Here are a few videos I recorded in Fez:

Street Performers in Fez

Fez Sculptor

Fez Percussionists

…and don’t forget to check out the photos!

First day in Morocco

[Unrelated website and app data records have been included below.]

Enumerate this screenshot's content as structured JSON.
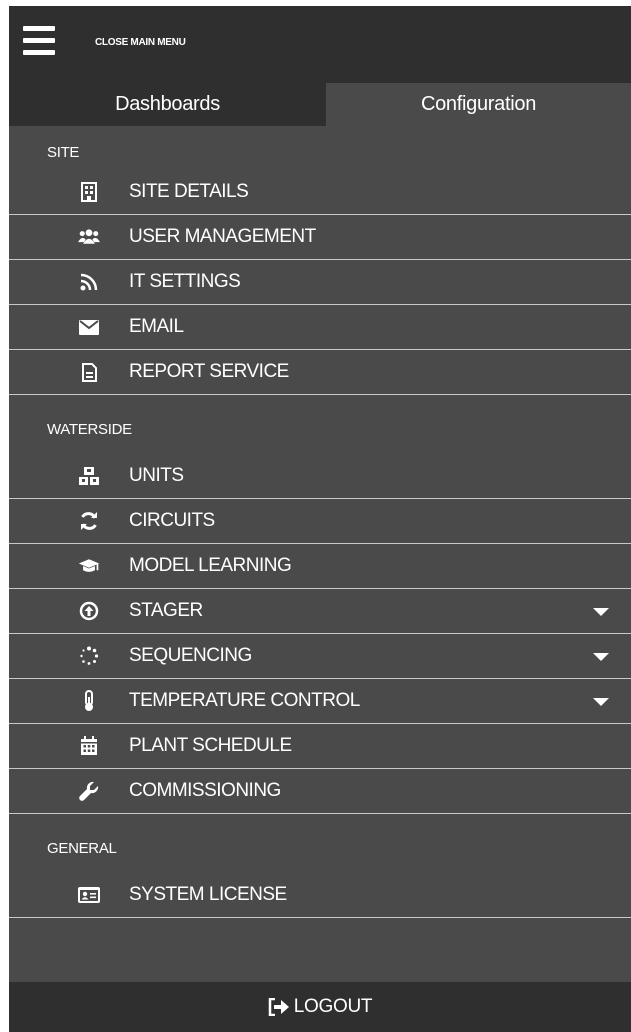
{
  "header": {
    "close_menu_label": "CLOSE MAIN MENU"
  },
  "tabs": [
    {
      "label": "Dashboards",
      "active": false
    },
    {
      "label": "Configuration",
      "active": true
    }
  ],
  "sections": [
    {
      "title": "SITE",
      "items": [
        {
          "label": "SITE DETAILS",
          "icon": "building-icon"
        },
        {
          "label": "USER MANAGEMENT",
          "icon": "users-icon"
        },
        {
          "label": "IT SETTINGS",
          "icon": "rss-icon"
        },
        {
          "label": "EMAIL",
          "icon": "envelope-icon"
        },
        {
          "label": "REPORT SERVICE",
          "icon": "document-icon"
        }
      ]
    },
    {
      "title": "WATERSIDE",
      "items": [
        {
          "label": "UNITS",
          "icon": "cubes-icon"
        },
        {
          "label": "CIRCUITS",
          "icon": "refresh-icon"
        },
        {
          "label": "MODEL LEARNING",
          "icon": "graduation-cap-icon"
        },
        {
          "label": "STAGER",
          "icon": "arrow-circle-up-icon",
          "expandable": true
        },
        {
          "label": "SEQUENCING",
          "icon": "spinner-icon",
          "expandable": true
        },
        {
          "label": "TEMPERATURE CONTROL",
          "icon": "thermometer-icon",
          "expandable": true
        },
        {
          "label": "PLANT SCHEDULE",
          "icon": "calendar-icon"
        },
        {
          "label": "COMMISSIONING",
          "icon": "wrench-icon"
        }
      ]
    },
    {
      "title": "GENERAL",
      "items": [
        {
          "label": "SYSTEM LICENSE",
          "icon": "id-card-icon"
        }
      ]
    }
  ],
  "footer": {
    "logout_label": "LOGOUT",
    "logout_icon": "sign-out-icon"
  },
  "colors": {
    "panel": "#4a4a4a",
    "bar": "#2f2f2f",
    "divider": "#c8c8c8",
    "text": "#ffffff"
  }
}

Today we spent 15 hours traveling by bus and ferry from Granada to Fez in Morocco. I found some free Wi-Fi in the lobby of our five-star hotel here, with which I am pecking out this quick update on my iPhone. Our hotel is beautiful, with the lobbies and cafeterias replicating the same styles I have already seen at the Alhambra.
While today’s post-travel itinerary is dominated by food (which is so far excellent and reminiscent of many dishes my mother has made) and sleep, we did find some time to go to a nearby supermarket in town. Simply put, this store was the Moroccan version of a Super Wal-Mart. For a crowd of Americans who speak no Arabic and a couple of words in French, it created much more culture shock than anything from Spain. (To be fair, I am certain that a non-Westerner would be equally, if not more so, bewildered upon entering a Wal-Mart for the first time.)
Tomorrow, we will be visiting the old city center of Fez, which happens to be the world’s largest pedestrian-only commercial center. After that, we will head to southern Morocco for two days and nights in the desert- 4×4’s, Camels, and sleeping in large tents. Finally, we’ll go to the smaller city of Meknés to rest up before the long trip back to Granada.
I don’t expect I’ll be able to post much more while in Morocco – perhaps once more tomorrow night. But I am taking tons of photos, and I look forward to sharing the rest soon!

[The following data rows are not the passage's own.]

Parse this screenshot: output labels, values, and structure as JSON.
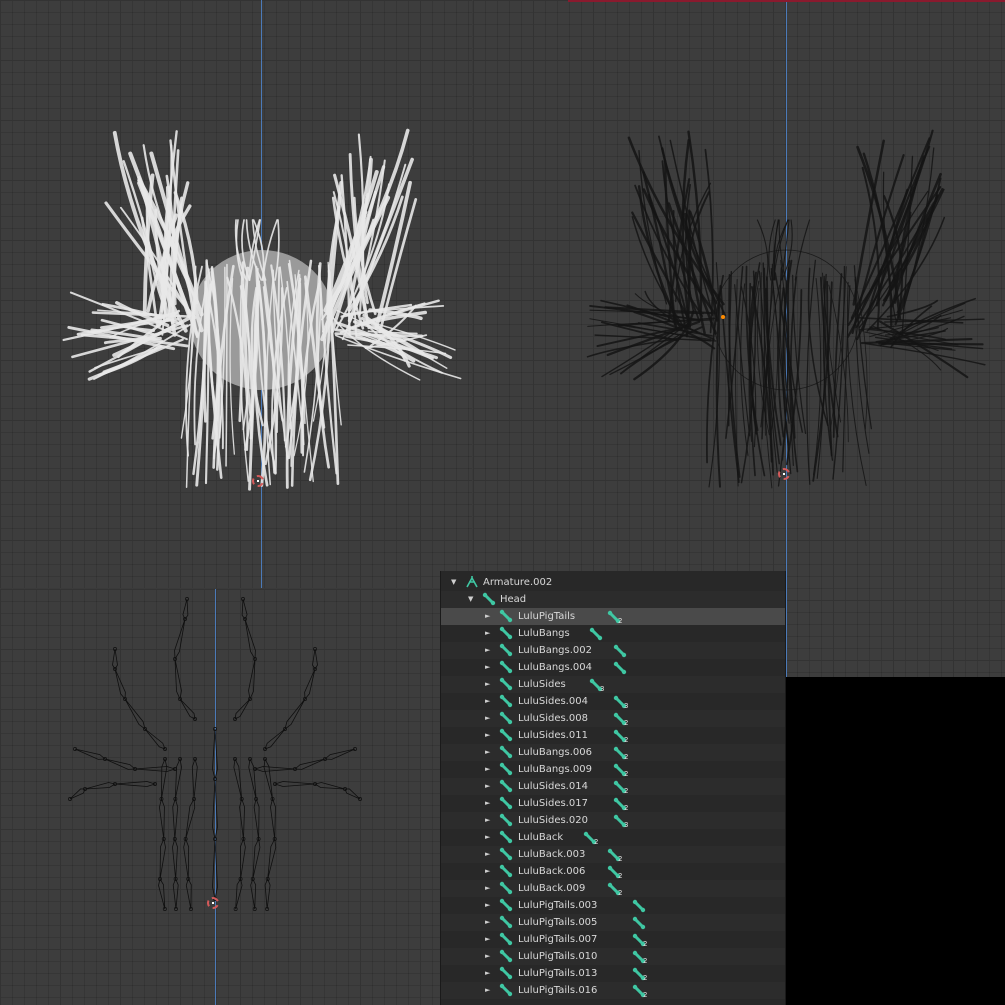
{
  "colors": {
    "grid_bg": "#3d3d3d",
    "axis": "#4b7ab8",
    "bone_icon": "#3fc7a3",
    "outliner_bg": "#282828",
    "selected_row": "#4a4a4a",
    "cursor": "#d45a5a",
    "origin_dot": "#ff8c00"
  },
  "outliner": {
    "root": {
      "label": "Armature.002",
      "icon": "armature-icon"
    },
    "parent": {
      "label": "Head",
      "icon": "bone-icon"
    },
    "children": [
      {
        "label": "LuluPigTails",
        "count": "2",
        "selected": true
      },
      {
        "label": "LuluBangs",
        "count": ""
      },
      {
        "label": "LuluBangs.002",
        "count": ""
      },
      {
        "label": "LuluBangs.004",
        "count": ""
      },
      {
        "label": "LuluSides",
        "count": "3"
      },
      {
        "label": "LuluSides.004",
        "count": "3"
      },
      {
        "label": "LuluSides.008",
        "count": "2"
      },
      {
        "label": "LuluSides.011",
        "count": "2"
      },
      {
        "label": "LuluBangs.006",
        "count": "2"
      },
      {
        "label": "LuluBangs.009",
        "count": "2"
      },
      {
        "label": "LuluSides.014",
        "count": "2"
      },
      {
        "label": "LuluSides.017",
        "count": "2"
      },
      {
        "label": "LuluSides.020",
        "count": "3"
      },
      {
        "label": "LuluBack",
        "count": "2"
      },
      {
        "label": "LuluBack.003",
        "count": "2"
      },
      {
        "label": "LuluBack.006",
        "count": "2"
      },
      {
        "label": "LuluBack.009",
        "count": "2"
      },
      {
        "label": "LuluPigTails.003",
        "count": ""
      },
      {
        "label": "LuluPigTails.005",
        "count": ""
      },
      {
        "label": "LuluPigTails.007",
        "count": "2"
      },
      {
        "label": "LuluPigTails.010",
        "count": "2"
      },
      {
        "label": "LuluPigTails.013",
        "count": "2"
      },
      {
        "label": "LuluPigTails.016",
        "count": "2"
      }
    ]
  }
}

Kicking Travel Into High Gear

Tonight I head out for six days in Morocco! While I haven’t done a ton of homework on the country before heading out, I know I’m in for a lot of firsts:

  • First time in Africa
  • First time in a (currently) Arab nation
  • First time in a country whose primary and secondary languages are completely foreign to me (oof)

I’m going with a large group from my study abroad program – everything is pre-organized and we’ll be herded around for most of the trip, unlike our Spanish excursions. I see this as a good thing for my first trip. I’m really looking forward to Moroccan food as well.

This week was my midterms week, and I have 9 weeks left here in Europe. In those 9 weeks, I plan to be hitting:

  • Morocco
  • The Alpujarras (once or twice more)
  • Amsterdam (with 8-hour layover in Liverpool, England)
  • Prague
  • Valencia
  • Barcelona (perhaps a night in Ibiza?)
  • Madrid

I only have three unplanned weekends left, and I’m already tempted to book one more trip – London? Bruges? Brussels? All I know is that from here out, time is going to zoom by.